The Tyranny of Something or Other

You may argue that “society” collectively decides what to permit and not to permit, based on some vision of the “common good.” But remember those high school civics texts with the stuff about government exercising only powers delegated by the governed, government’s function being to protect the rights of the individual, and all that? Well, you can’t delegate a power you don’t have. And government can’t protect a right, on your behalf, that you don’t possess as an individual.

So you can’t delegate to government the power to tell other people what foods or drugs to ingest, or who to have sex with, unless you, as an individual, already have the right to boss other people around. You as an individual, or in acting together with any number of other individuals, cannot delegate to government the power to boss people around against their will in regard to peaceful and consensual actions, unless you own them. “Society” has a right to criminalize peaceful, voluntary behavior only if each individual is the property of society as a whole.

Kevin Carson

This reminded me of something I heard the other day on NPR (or it might have been the BBC World News; I can’t find the story on either website) about the tedious legal “wrangling” over the California court’s overturning of Prop 8 (the ban on gay marriage).  Some proponent of the ban—a politician, I think—was arguing that the reversal was somehow a violation of the Constitution and that the voters were getting screwed (or maybe it was a violation of the Constitution because the voters were getting screwed).

 Two things:

1) I love when politicians who (pretty much all of them) generally couldn’t be bothered to wipe their asses with the Constitution suddenly discover the sacred scrap of parchment when it suits their purposes.

2) I love when politicians who (pretty much all of them) generally couldn’t give two shits what “the voters” want suddenly discover the value of democracy during an election year.

For what it’s worth, I’m skeptical of both majoritarian rule and Constitution fetishism.  I’m with Carson in that I place individual rights above the will of the majority, regardless of what the Constitution has to say (or not say) about the matter.  Not that I expect anyone in power to care.

Why Regulations Are a Joke

This is sort of a companion piece to my teabagger post–more specifically, an expansion on my suggestion that maybe regulations themselves are part of the problem when dealing with corporate crimes.  I’ll let Kevin Carson explain (emphasis added):

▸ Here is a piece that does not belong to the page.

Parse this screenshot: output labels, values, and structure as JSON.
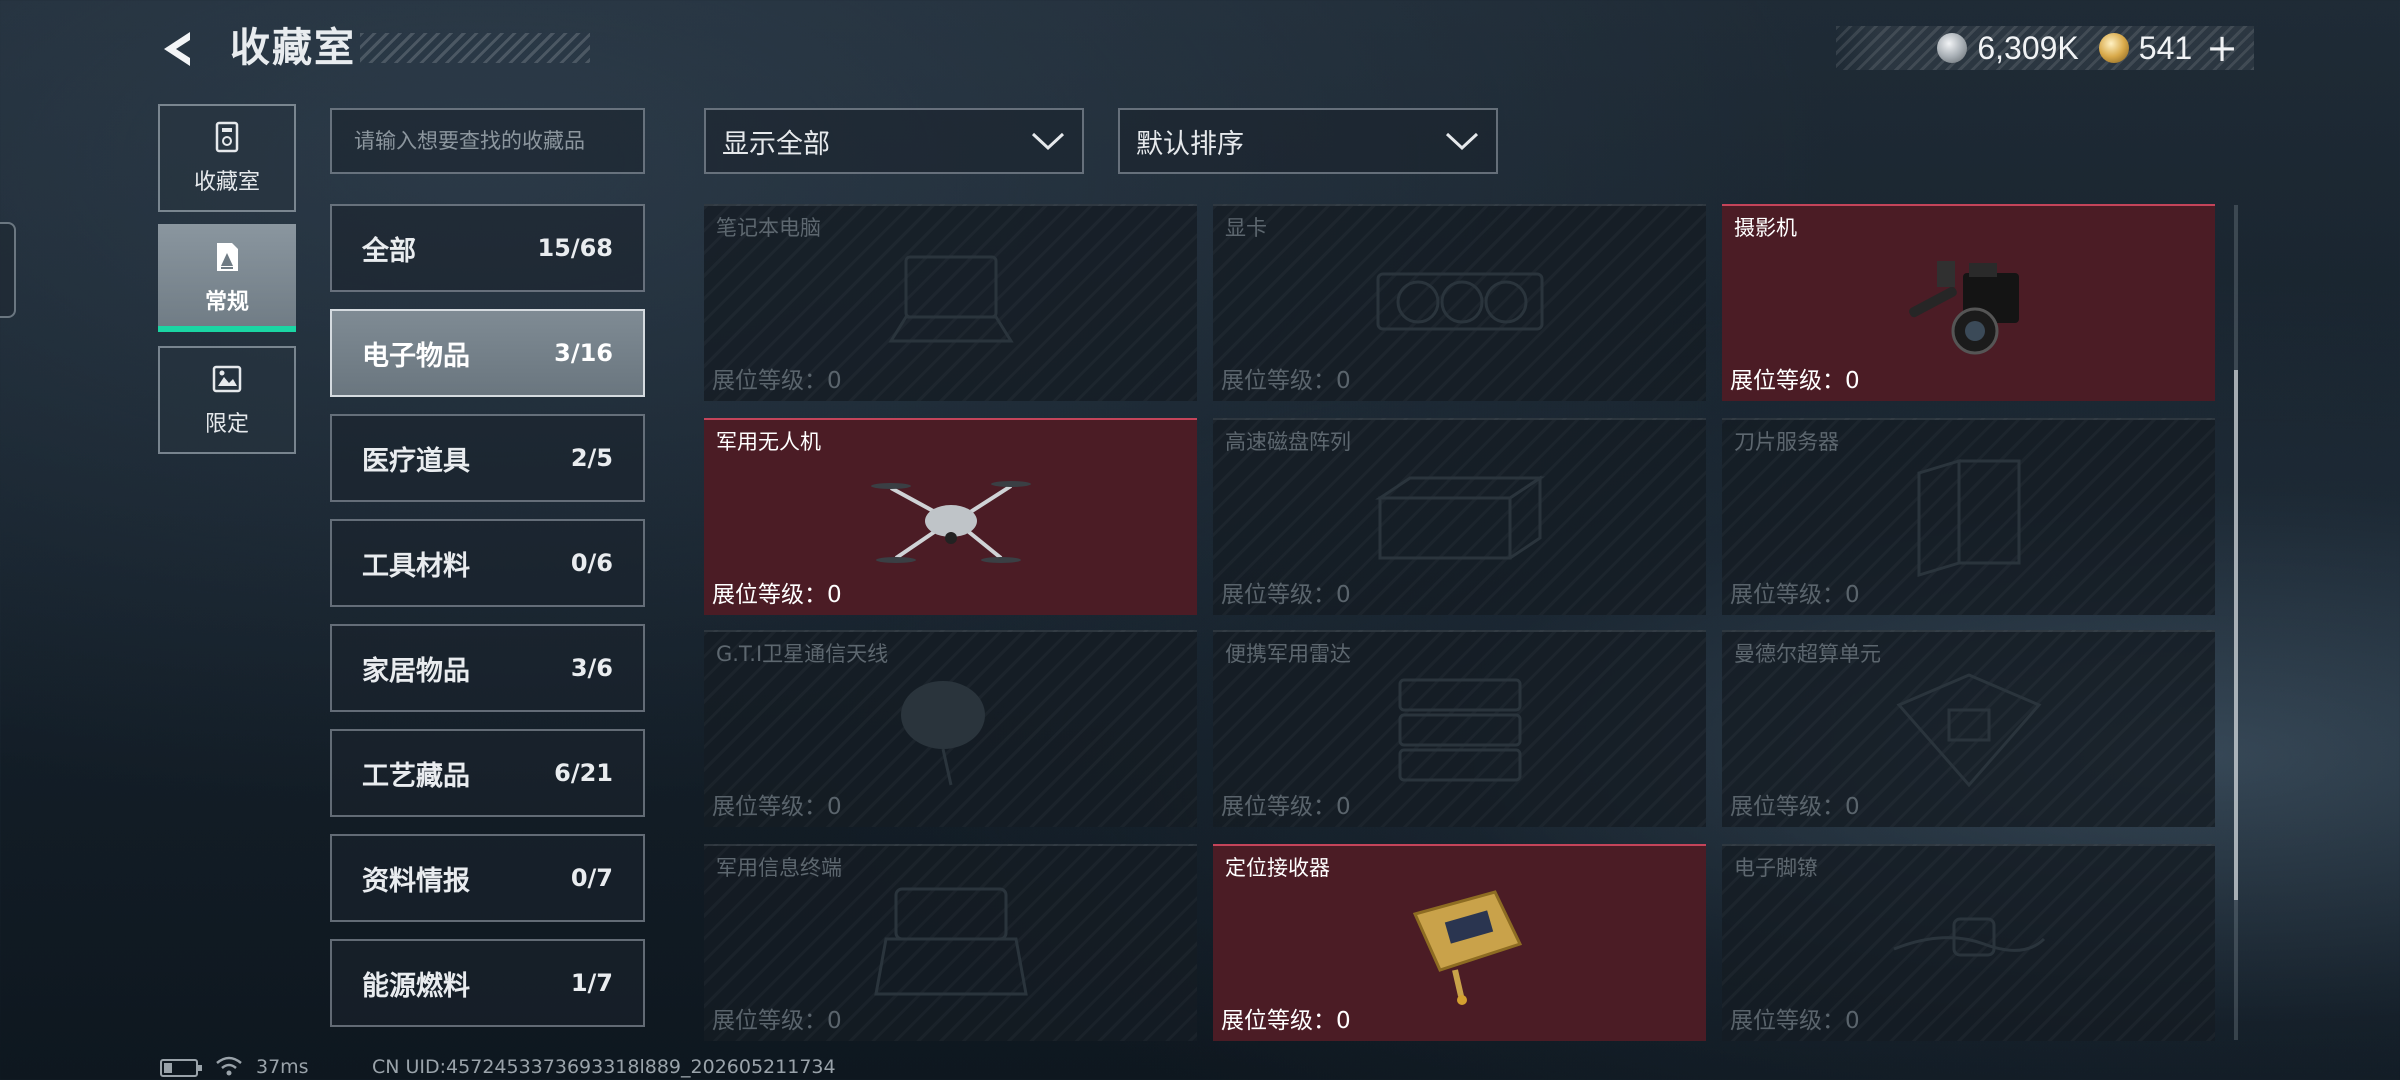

Interestingly, an Alternet commentator on the Tea Party story wrote:  “I’m sure those people cheering every insane thing he [CEO Don Blankenship of Massey Energy] said at that rally will blame the government for failing to stop him, thus proving once again that it can’t do anything right.”

Well, yeah.  The mine safety and anti-pollution regulations, in this case, are a good illustration of why the corporate state replaced traditional tort liability standards under the common law with a regulatory state in the first place.

Now, you’d think tort liability for the full damages of wholesale devastation of the entire countryside, the poisoned water and coal dust, the deaths from gross negligence, and all the rest of it, would seriously undermine the profitability of mountaintop removal.  And you’d be right.

That’s exactly what the regulatory state was created to avoid.  Let’s look at a little history.  I can’t recommend strongly enough “The Transformation of American Law,” by Morton Horwitz.  According to Horwitz, the common law of tort liability was radically altered by state courts in the early to mid-19th century to make it more business-friendly.  Under the traditional standard of liability, an actor was responsible for harm that resulted from his actions — period.  Negligence was beside the point.  Courts added stricter standards of negligence and intent, in order to protect business from costly lawsuits for externalities they might impose on their neighbors.  The regulatory state subsequently imposed far weaker standards than the traditional common law; the main practical effect was to preempt what remained of tort liability.  A regulatory standard amounts to a license to commit torts below the threshold of that standard, and lawsuits against polluters and other malfeasors can be met with the defense that “we are fully in compliance with regulatory standards.”  In some cases, as with food libel laws or product disparagement laws, even voluntarily meeting a more stringent standard may be construed as disparagement of products that merely meet the regulatory standard.  For example, Monsanto has had mixed success in some jurisdictions suppressing the commercial free speech of those who advertise their milk as free from rBGH; and conventional beef producers have similarly managed in some cases to prevent competitors from testing for mad cow disease more frequently than the law mandates.

So a class action suit against a coal mining company for the public nuisance created by mountaintop removal could be thwarted by simply demonstrating that the operation met EPA regulatory standards, even if such operations caused serious harm to the property rights and quality of life of the surrounding community.

This is why I have to laugh whenever I hear some politician–or, worse yet, some d0-gooder “progressive”–braying about the need for more stringent regulations of this or that industry.  I mean, shit.  Who do you think is going to be in the room, campaign donation check in hand, when these things get written?

Back to Carson:

I think it’s fair to say that Mr. Blankenship is one of the most loathsome pigs ever to contaminate the Earth with his presence.  And the dumbed-down regulatory state — by offering wrist-slap fines worth a tiny fraction of the harm caused by his terrorism, as a substitute for free juries of his neighbors nailing his scrote to the wall for his crimes — has played a key role in enabling him.

Whole article here.